[Available data Boundary: Start]
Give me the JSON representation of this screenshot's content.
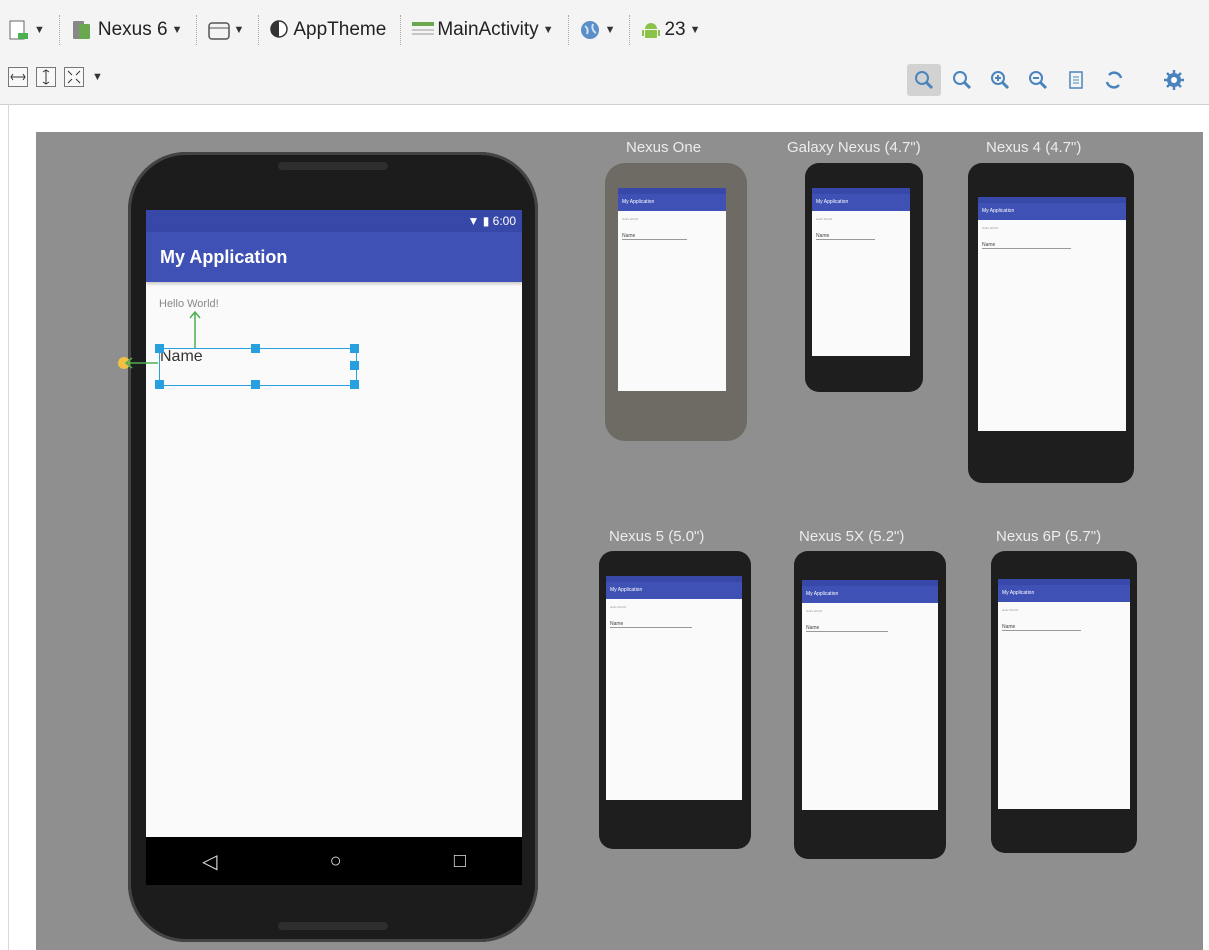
{
  "toolbar": {
    "device": "Nexus 6",
    "theme": "AppTheme",
    "activity": "MainActivity",
    "api_level": "23",
    "icons": [
      "design-surface-icon",
      "orientation-icon",
      "locale-icon",
      "android-icon",
      "fit-width-icon",
      "fit-height-icon",
      "expand-icon",
      "zoom-to-fit-icon",
      "actual-size-icon",
      "zoom-in-icon",
      "zoom-out-icon",
      "preview-icon",
      "refresh-icon",
      "settings-icon"
    ]
  },
  "main_device": {
    "status_time": "6:00",
    "app_title": "My Application",
    "hello_text": "Hello World!",
    "edit_text": "Name"
  },
  "previews": [
    {
      "label": "Nexus One"
    },
    {
      "label": "Galaxy Nexus (4.7\")"
    },
    {
      "label": "Nexus 4 (4.7\")"
    },
    {
      "label": "Nexus 5 (5.0\")"
    },
    {
      "label": "Nexus 5X (5.2\")"
    },
    {
      "label": "Nexus 6P (5.7\")"
    }
  ],
  "colors": {
    "primary": "#3f51b5",
    "primary_dark": "#3848a8",
    "canvas": "#8f8f8f",
    "selection": "#28a0e0"
  }
}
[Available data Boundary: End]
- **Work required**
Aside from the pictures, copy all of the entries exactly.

- **Exercise result**
Give me the JSON representation of this screenshot's content.
{
  "toolbar": {
    "device": "Nexus 6",
    "theme": "AppTheme",
    "activity": "MainActivity",
    "api_level": "23",
    "icons": [
      "design-surface-icon",
      "orientation-icon",
      "locale-icon",
      "android-icon",
      "fit-width-icon",
      "fit-height-icon",
      "expand-icon",
      "zoom-to-fit-icon",
      "actual-size-icon",
      "zoom-in-icon",
      "zoom-out-icon",
      "preview-icon",
      "refresh-icon",
      "settings-icon"
    ]
  },
  "main_device": {
    "status_time": "6:00",
    "app_title": "My Application",
    "hello_text": "Hello World!",
    "edit_text": "Name"
  },
  "previews": [
    {
      "label": "Nexus One"
    },
    {
      "label": "Galaxy Nexus (4.7\")"
    },
    {
      "label": "Nexus 4 (4.7\")"
    },
    {
      "label": "Nexus 5 (5.0\")"
    },
    {
      "label": "Nexus 5X (5.2\")"
    },
    {
      "label": "Nexus 6P (5.7\")"
    }
  ],
  "colors": {
    "primary": "#3f51b5",
    "primary_dark": "#3848a8",
    "canvas": "#8f8f8f",
    "selection": "#28a0e0"
  }
}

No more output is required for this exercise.